[Given data Boundary: Start]

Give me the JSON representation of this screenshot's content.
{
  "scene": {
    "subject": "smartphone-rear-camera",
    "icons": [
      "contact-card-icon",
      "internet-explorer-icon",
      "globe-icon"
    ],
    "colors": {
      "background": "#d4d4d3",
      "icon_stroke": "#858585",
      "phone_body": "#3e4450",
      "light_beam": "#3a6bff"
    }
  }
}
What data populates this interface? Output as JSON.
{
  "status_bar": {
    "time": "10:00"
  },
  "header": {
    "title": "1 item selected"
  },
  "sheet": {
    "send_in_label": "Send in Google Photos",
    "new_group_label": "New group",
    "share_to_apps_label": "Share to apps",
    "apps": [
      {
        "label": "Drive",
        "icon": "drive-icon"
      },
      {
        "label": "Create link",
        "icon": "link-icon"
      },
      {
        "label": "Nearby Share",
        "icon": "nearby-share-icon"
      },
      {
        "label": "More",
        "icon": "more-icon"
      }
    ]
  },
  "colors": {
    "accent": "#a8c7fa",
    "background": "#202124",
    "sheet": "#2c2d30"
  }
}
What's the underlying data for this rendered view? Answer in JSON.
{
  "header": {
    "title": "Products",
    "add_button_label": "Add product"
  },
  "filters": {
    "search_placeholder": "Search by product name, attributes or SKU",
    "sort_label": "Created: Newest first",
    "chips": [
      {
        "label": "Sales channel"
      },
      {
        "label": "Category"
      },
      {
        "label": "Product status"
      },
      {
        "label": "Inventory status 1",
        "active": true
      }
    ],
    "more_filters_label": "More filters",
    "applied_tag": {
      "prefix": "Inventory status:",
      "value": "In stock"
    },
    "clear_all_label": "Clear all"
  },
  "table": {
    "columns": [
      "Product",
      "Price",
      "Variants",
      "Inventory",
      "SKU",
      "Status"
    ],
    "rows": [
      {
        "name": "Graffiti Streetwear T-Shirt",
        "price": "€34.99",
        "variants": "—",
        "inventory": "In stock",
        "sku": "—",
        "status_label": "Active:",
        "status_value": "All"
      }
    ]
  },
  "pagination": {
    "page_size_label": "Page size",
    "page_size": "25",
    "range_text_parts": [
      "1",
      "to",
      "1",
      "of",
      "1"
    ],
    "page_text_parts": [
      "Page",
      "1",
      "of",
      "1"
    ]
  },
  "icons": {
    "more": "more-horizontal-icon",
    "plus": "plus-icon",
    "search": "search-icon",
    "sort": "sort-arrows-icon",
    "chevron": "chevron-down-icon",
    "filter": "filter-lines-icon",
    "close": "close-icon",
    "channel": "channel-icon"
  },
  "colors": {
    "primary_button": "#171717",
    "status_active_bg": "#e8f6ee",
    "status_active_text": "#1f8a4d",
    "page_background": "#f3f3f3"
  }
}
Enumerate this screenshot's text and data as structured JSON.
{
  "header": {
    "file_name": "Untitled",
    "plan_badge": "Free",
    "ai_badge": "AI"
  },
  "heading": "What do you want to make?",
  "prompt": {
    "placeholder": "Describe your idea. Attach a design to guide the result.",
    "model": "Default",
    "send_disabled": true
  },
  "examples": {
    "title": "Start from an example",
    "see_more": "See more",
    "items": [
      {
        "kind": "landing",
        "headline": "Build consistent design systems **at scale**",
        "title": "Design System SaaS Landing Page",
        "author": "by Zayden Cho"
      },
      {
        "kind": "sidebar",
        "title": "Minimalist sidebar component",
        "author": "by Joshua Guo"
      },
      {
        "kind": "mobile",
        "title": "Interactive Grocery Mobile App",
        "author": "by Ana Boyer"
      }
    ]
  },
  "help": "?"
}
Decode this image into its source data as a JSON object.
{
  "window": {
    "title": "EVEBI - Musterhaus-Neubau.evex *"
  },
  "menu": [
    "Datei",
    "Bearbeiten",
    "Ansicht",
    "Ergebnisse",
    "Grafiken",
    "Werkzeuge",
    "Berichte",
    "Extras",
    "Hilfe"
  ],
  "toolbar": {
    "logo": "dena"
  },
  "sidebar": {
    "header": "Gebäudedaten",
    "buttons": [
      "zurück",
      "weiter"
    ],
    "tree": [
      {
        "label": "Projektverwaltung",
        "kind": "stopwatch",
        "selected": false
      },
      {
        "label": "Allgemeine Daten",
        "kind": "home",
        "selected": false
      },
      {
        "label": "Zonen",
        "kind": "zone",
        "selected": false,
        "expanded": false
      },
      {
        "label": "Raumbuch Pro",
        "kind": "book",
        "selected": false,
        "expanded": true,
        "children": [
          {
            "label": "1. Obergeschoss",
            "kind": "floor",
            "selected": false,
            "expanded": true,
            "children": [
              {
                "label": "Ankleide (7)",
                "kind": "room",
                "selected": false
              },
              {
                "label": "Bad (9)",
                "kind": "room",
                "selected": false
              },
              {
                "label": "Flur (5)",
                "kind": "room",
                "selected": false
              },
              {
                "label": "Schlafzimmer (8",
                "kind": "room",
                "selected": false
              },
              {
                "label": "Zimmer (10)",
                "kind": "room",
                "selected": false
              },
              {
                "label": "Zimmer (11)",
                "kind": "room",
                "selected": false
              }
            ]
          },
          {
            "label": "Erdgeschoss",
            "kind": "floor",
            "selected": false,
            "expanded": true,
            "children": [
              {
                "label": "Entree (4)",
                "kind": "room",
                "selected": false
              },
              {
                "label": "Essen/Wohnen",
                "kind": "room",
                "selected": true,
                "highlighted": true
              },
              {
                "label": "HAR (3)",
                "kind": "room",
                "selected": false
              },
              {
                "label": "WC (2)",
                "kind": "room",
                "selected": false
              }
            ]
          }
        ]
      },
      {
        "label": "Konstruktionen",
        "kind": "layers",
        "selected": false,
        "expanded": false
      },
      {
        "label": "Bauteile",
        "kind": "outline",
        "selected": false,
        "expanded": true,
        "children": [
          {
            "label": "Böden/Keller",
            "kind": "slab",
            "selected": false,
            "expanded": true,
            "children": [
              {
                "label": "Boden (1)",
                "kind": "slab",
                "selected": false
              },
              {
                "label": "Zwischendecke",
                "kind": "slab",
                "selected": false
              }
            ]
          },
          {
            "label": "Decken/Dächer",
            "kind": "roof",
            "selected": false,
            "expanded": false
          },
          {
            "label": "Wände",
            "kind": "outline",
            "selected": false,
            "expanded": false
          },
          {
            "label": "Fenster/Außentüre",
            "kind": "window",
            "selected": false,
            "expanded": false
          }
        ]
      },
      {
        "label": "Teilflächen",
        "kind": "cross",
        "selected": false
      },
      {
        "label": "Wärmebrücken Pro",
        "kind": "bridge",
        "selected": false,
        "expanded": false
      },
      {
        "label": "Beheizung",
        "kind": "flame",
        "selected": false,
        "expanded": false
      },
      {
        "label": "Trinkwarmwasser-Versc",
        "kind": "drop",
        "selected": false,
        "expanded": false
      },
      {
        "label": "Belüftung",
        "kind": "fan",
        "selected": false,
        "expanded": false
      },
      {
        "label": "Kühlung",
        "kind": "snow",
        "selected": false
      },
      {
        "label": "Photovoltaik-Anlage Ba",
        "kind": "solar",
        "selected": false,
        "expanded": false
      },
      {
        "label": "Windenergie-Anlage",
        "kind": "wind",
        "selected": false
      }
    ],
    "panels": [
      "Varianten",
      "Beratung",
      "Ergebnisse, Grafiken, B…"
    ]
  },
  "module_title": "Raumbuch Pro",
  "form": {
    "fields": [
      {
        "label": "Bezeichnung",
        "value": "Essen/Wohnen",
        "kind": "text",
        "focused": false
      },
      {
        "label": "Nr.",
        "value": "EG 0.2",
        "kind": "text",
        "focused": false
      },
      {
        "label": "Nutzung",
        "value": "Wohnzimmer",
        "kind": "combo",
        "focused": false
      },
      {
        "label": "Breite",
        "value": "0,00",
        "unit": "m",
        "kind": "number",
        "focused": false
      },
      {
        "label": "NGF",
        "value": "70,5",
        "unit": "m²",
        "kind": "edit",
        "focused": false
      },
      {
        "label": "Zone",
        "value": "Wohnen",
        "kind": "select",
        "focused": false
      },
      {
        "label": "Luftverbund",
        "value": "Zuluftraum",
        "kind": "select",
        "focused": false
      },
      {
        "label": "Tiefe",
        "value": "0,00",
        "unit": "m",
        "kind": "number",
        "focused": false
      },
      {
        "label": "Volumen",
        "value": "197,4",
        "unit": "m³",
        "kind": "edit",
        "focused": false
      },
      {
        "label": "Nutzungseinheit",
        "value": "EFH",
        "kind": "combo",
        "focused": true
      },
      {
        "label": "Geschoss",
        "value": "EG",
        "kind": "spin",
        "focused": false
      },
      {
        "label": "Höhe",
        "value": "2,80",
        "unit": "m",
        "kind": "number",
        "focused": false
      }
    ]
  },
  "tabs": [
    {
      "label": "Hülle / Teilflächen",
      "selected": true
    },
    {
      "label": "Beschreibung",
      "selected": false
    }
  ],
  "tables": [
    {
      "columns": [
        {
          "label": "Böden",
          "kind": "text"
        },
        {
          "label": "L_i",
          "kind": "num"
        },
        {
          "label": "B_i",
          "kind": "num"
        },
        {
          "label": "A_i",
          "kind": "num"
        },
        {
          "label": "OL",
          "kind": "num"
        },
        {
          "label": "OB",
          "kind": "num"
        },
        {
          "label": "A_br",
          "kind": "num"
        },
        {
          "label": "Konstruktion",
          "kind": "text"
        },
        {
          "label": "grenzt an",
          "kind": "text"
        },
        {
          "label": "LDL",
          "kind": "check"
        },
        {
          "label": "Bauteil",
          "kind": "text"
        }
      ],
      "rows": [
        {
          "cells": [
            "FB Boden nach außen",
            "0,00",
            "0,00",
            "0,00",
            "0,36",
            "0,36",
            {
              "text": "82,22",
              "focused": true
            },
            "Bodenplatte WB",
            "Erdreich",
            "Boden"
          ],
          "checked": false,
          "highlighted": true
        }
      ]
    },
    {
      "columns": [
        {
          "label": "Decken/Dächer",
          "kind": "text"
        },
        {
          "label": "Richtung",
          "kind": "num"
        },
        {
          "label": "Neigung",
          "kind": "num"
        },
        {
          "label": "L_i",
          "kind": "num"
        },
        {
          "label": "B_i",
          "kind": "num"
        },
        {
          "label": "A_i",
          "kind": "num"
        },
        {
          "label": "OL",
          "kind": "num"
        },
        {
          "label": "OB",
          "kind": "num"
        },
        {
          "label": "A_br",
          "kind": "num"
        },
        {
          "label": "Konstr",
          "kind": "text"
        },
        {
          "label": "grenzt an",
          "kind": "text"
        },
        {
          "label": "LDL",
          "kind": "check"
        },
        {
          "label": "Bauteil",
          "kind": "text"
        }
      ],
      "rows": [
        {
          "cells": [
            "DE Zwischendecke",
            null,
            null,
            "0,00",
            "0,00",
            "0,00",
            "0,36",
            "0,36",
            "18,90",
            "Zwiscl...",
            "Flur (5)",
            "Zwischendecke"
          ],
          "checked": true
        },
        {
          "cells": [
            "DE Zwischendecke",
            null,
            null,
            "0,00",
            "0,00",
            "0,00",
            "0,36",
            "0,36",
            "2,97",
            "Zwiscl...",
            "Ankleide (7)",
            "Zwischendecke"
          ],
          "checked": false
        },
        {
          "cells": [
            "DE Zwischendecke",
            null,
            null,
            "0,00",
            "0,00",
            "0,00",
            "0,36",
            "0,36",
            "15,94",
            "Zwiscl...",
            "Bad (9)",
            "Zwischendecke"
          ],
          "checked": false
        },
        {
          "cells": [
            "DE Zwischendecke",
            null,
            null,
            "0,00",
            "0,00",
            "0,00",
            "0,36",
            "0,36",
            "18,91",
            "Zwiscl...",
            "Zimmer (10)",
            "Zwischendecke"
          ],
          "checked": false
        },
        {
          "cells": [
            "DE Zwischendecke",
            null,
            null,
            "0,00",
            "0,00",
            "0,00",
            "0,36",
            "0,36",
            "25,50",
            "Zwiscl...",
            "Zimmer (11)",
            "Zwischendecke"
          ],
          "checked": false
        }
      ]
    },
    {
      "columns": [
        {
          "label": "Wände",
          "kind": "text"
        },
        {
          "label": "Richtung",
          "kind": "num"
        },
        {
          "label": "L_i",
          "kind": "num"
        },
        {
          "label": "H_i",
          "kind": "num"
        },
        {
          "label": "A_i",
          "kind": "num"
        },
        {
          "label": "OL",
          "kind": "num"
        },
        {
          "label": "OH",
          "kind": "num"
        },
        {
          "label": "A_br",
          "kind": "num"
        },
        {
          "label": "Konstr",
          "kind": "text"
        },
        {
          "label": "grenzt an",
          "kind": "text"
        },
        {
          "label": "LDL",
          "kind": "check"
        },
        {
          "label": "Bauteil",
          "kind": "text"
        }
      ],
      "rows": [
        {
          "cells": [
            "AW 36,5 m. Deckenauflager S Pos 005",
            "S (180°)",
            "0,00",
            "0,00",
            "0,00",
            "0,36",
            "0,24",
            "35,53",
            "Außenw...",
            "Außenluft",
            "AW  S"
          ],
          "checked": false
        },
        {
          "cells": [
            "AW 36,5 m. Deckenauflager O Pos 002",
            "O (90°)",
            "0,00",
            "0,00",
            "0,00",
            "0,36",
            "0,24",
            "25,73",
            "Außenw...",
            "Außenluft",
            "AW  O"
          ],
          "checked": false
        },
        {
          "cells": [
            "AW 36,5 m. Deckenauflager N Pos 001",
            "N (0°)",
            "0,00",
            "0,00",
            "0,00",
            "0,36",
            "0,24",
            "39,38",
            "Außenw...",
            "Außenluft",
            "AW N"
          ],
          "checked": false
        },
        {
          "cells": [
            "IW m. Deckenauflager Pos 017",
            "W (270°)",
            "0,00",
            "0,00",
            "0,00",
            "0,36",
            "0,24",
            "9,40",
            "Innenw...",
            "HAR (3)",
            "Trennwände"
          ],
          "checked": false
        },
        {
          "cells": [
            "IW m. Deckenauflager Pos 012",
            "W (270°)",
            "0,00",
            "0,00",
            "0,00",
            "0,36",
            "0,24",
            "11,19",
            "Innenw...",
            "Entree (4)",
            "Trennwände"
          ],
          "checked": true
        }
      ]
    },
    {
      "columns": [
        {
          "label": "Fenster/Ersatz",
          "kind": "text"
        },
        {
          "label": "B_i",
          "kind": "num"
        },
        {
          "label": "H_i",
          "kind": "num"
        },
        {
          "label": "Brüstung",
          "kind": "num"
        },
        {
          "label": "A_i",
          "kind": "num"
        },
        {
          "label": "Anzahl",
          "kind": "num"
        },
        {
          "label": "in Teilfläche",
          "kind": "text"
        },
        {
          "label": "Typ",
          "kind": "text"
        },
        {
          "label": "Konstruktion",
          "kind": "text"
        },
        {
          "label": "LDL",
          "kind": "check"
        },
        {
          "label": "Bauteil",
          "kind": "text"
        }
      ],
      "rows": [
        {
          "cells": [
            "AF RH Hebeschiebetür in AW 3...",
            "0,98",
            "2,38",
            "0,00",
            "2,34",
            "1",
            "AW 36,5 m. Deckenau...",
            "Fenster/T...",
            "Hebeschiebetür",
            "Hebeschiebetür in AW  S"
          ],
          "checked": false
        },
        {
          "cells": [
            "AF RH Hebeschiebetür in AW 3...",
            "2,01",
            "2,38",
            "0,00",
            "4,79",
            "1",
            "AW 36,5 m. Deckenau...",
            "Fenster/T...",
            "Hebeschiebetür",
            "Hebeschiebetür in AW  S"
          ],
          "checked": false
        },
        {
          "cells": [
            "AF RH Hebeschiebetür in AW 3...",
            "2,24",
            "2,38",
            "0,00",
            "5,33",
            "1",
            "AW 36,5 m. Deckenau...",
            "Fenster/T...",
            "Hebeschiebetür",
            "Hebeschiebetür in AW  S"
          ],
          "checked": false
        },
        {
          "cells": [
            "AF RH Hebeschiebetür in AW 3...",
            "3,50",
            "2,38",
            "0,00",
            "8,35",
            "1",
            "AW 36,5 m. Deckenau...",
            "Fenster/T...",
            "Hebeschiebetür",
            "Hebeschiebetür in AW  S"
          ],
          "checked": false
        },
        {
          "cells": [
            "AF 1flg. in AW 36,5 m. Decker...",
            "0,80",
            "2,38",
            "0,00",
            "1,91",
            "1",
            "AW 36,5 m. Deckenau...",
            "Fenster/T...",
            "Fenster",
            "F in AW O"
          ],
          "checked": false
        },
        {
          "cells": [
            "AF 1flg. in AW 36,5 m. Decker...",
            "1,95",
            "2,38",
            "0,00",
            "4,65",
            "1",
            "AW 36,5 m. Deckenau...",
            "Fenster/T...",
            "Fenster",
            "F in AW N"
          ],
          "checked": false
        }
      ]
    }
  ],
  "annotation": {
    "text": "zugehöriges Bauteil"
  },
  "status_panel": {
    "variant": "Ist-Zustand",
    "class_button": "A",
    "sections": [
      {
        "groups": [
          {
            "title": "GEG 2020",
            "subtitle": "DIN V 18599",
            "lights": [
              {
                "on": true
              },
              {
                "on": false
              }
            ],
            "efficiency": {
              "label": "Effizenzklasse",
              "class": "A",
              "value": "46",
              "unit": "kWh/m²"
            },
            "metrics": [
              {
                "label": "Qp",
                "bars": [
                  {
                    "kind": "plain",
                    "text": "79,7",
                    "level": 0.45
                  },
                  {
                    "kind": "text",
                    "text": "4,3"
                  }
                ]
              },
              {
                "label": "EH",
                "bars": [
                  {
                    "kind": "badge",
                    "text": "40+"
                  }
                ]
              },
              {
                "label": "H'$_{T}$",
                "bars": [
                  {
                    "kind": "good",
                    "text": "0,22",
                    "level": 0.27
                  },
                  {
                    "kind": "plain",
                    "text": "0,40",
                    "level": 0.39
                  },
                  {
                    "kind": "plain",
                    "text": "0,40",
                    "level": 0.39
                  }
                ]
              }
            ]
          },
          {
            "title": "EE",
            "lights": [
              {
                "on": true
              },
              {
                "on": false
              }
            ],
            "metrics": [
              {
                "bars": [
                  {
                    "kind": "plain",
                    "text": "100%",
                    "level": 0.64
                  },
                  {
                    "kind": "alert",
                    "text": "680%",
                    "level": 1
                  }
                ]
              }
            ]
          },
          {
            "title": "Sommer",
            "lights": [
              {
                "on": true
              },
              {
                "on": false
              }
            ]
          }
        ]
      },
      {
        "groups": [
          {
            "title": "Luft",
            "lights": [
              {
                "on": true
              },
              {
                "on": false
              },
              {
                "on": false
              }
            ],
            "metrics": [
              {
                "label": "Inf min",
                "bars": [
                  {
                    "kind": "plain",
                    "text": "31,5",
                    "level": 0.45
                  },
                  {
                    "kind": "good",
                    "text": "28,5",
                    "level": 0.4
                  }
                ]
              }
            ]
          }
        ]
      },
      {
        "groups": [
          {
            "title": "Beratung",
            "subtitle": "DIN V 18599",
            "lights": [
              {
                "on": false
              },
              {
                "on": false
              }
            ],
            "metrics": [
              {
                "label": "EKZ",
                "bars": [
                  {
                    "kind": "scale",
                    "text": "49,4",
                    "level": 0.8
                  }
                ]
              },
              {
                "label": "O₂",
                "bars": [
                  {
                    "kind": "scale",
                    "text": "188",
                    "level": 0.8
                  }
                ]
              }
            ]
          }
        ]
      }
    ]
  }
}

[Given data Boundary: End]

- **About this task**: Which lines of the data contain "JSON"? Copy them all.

- **Output of the exercise**:
Give me the JSON representation of this screenshot's content.
What data populates this interface? Output as JSON.
What's the underlying data for this rendered view? Answer in JSON.
Enumerate this screenshot's text and data as structured JSON.
Decode this image into its source data as a JSON object.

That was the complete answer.